Thrombotic microangiopathy (TMA) comprises a process of sequential endothelial damage, microvascular thrombosis, consumptive thrombocytopenia and microangiopathic haemolytic anaemia that can affect several organs, including the kidney. A 36-year-old woman was presented with a petechial rash 3 weeks after an upper respiratory tract infection. Laboratory results showed normocytic normochromic anaemia, thrombocytopenia and evidence of TMA with decreased haptoglobin, elevated serum lactate dehydrogenase and a peripheral blood smear with numerous schistocytes. Treatment included daily plasmapheresis and prednisolone, with favourable clinical evolution. Antibodies anti-ADAMTS13 were positive, establishing the diagnosis of acquired thrombotic thrombocytopenic purpura. There was also serological evidence of a recent infection by Mycoplasma pneumoniae, and therefore the preceding respiratory tract infection by this agent was the most likely trigger for the disease. Due to the high mortality rate and poor outcomes, the prompt diagnostic and treatment are crucial in this rare disease. The identification of triggers related to this pathology can allow new therapeutic targets or preventive strategies.
- renal medicine
- haematology (incl blood transfusion)
Statistics from Altmetric.com

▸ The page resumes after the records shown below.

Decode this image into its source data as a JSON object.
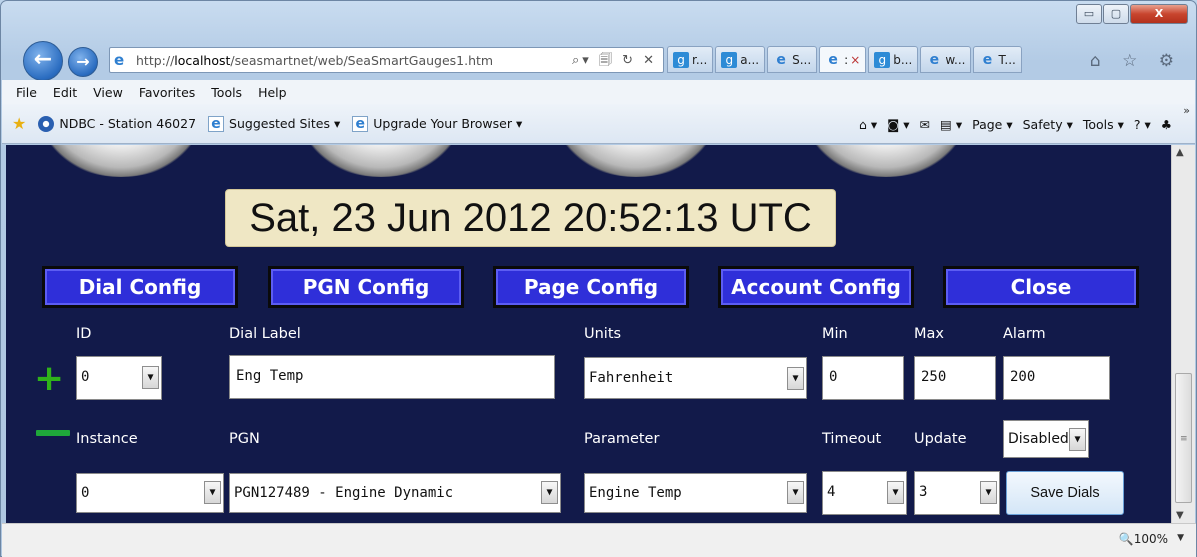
{
  "window": {
    "min_glyph": "▭",
    "max_glyph": "▢",
    "close_glyph": "X"
  },
  "nav": {
    "back_glyph": "←",
    "forward_glyph": "→"
  },
  "address": {
    "prefix": "http://",
    "host": "localhost",
    "path": "/seasmartnet/web/SeaSmartGauges1.htm",
    "tools": "⌕▾ 🗐 ↻ ✕"
  },
  "tabs": [
    {
      "icon": "google-icon",
      "label": "r..."
    },
    {
      "icon": "google-icon",
      "label": "a..."
    },
    {
      "icon": "ie-page-icon",
      "label": "S..."
    },
    {
      "icon": "ie-page-icon",
      "label": ":",
      "active": true,
      "close": "×"
    },
    {
      "icon": "google-icon",
      "label": "b..."
    },
    {
      "icon": "ie-page-icon",
      "label": "w..."
    },
    {
      "icon": "ie-page-icon",
      "label": "T..."
    }
  ],
  "top_icons": "⌂ ☆ ⚙",
  "menu": [
    "File",
    "Edit",
    "View",
    "Favorites",
    "Tools",
    "Help"
  ],
  "favorites": [
    {
      "icon": "noaa-icon",
      "label": "NDBC - Station 46027"
    },
    {
      "icon": "ie-page-icon",
      "label": "Suggested Sites ▾"
    },
    {
      "icon": "ie-page-icon",
      "label": "Upgrade Your Browser ▾"
    }
  ],
  "command_bar": {
    "home": "⌂ ▾",
    "feeds": "◙ ▾",
    "mail": "✉",
    "print": "▤ ▾",
    "page": "Page ▾",
    "safety": "Safety ▾",
    "tools": "Tools ▾",
    "help": "? ▾",
    "research": "♣",
    "more": "»"
  },
  "clock": "Sat, 23 Jun 2012 20:52:13 UTC",
  "config_buttons": [
    "Dial Config",
    "PGN Config",
    "Page Config",
    "Account Config",
    "Close"
  ],
  "row1": {
    "labels": {
      "id": "ID",
      "dial_label": "Dial Label",
      "units": "Units",
      "min": "Min",
      "max": "Max",
      "alarm": "Alarm"
    },
    "id_value": "0",
    "dial_label_value": "Eng Temp",
    "units_value": "Fahrenheit",
    "min_value": "0",
    "max_value": "250",
    "alarm_value": "200",
    "add_glyph": "+"
  },
  "row2": {
    "labels": {
      "instance": "Instance",
      "pgn": "PGN",
      "parameter": "Parameter",
      "timeout": "Timeout",
      "update": "Update"
    },
    "status_value": "Disabled",
    "instance_value": "0",
    "pgn_value": "PGN127489 - Engine Dynamic",
    "parameter_value": "Engine Temp",
    "timeout_value": "4",
    "update_value": "3",
    "save_label": "Save Dials"
  },
  "select_arrow": "▼",
  "scroll": {
    "up": "▲",
    "down": "▼",
    "grip": "≡"
  },
  "status": {
    "zoom": "🔍100%",
    "zoom_arrow": "▼"
  }
}
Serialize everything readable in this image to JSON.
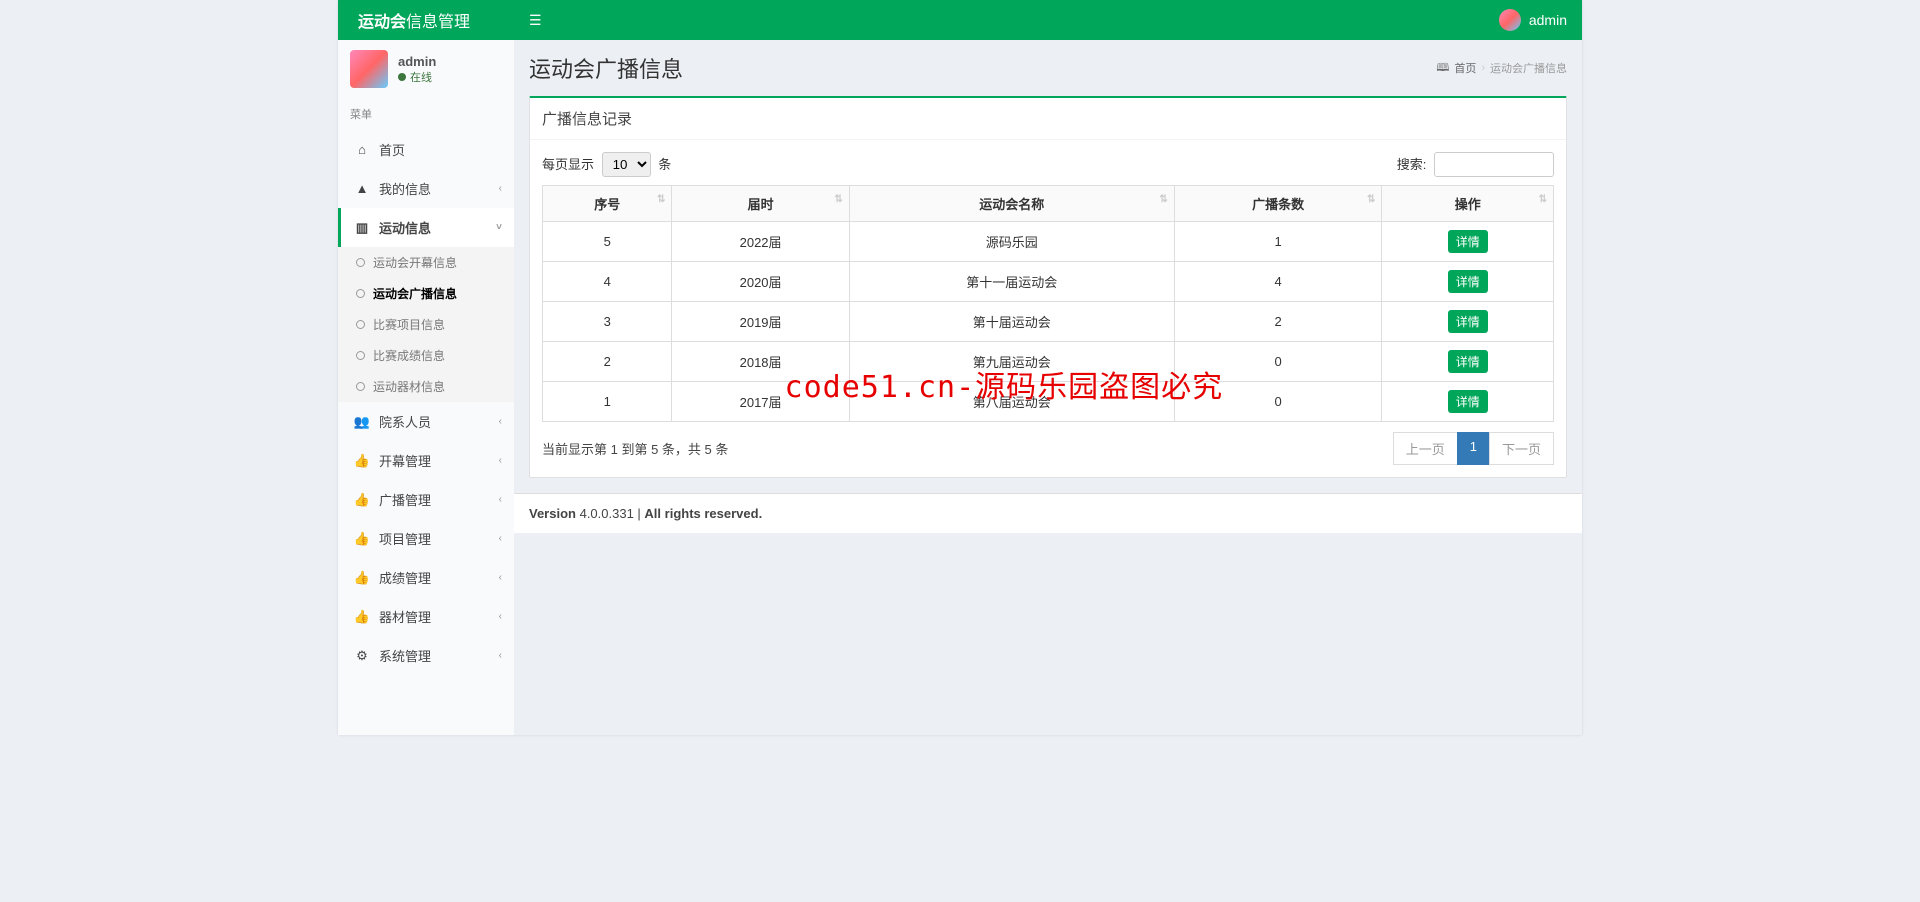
{
  "app": {
    "logo_bold": "运动会",
    "logo_light": "信息管理"
  },
  "header": {
    "username": "admin"
  },
  "sidebar": {
    "user": {
      "name": "admin",
      "status": "在线"
    },
    "menu_header": "菜单",
    "items": [
      {
        "icon": "⌂",
        "label": "首页"
      },
      {
        "icon": "▲",
        "label": "我的信息",
        "chev": "‹"
      },
      {
        "icon": "▥",
        "label": "运动信息",
        "chev": "˅",
        "active": true,
        "children": [
          {
            "label": "运动会开幕信息"
          },
          {
            "label": "运动会广播信息",
            "active": true
          },
          {
            "label": "比赛项目信息"
          },
          {
            "label": "比赛成绩信息"
          },
          {
            "label": "运动器材信息"
          }
        ]
      },
      {
        "icon": "👥",
        "label": "院系人员",
        "chev": "‹"
      },
      {
        "icon": "👍",
        "label": "开幕管理",
        "chev": "‹"
      },
      {
        "icon": "👍",
        "label": "广播管理",
        "chev": "‹"
      },
      {
        "icon": "👍",
        "label": "项目管理",
        "chev": "‹"
      },
      {
        "icon": "👍",
        "label": "成绩管理",
        "chev": "‹"
      },
      {
        "icon": "👍",
        "label": "器材管理",
        "chev": "‹"
      },
      {
        "icon": "⚙",
        "label": "系统管理",
        "chev": "‹"
      }
    ]
  },
  "page": {
    "title": "运动会广播信息",
    "breadcrumb": {
      "home_icon": "⚙",
      "home": "首页",
      "current": "运动会广播信息"
    }
  },
  "box": {
    "title": "广播信息记录",
    "length_prefix": "每页显示",
    "length_suffix": "条",
    "length_value": "10",
    "search_label": "搜索:",
    "columns": [
      "序号",
      "届时",
      "运动会名称",
      "广播条数",
      "操作"
    ],
    "rows": [
      {
        "seq": "5",
        "year": "2022届",
        "name": "源码乐园",
        "count": "1",
        "action": "详情"
      },
      {
        "seq": "4",
        "year": "2020届",
        "name": "第十一届运动会",
        "count": "4",
        "action": "详情"
      },
      {
        "seq": "3",
        "year": "2019届",
        "name": "第十届运动会",
        "count": "2",
        "action": "详情"
      },
      {
        "seq": "2",
        "year": "2018届",
        "name": "第九届运动会",
        "count": "0",
        "action": "详情"
      },
      {
        "seq": "1",
        "year": "2017届",
        "name": "第八届运动会",
        "count": "0",
        "action": "详情"
      }
    ],
    "info": "当前显示第 1 到第 5 条，共 5 条",
    "pagination": {
      "prev": "上一页",
      "pages": [
        "1"
      ],
      "next": "下一页"
    }
  },
  "watermark": "code51.cn-源码乐园盗图必究",
  "footer": {
    "version_label": "Version",
    "version": "4.0.0.331",
    "rights": "All rights reserved."
  }
}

If you wish to reuse any or all of this article please use the link below which will take you to the Copyright Clearance Center’s RightsLink service. You will be able to get a quick price and instant permission to reuse the content in many different ways.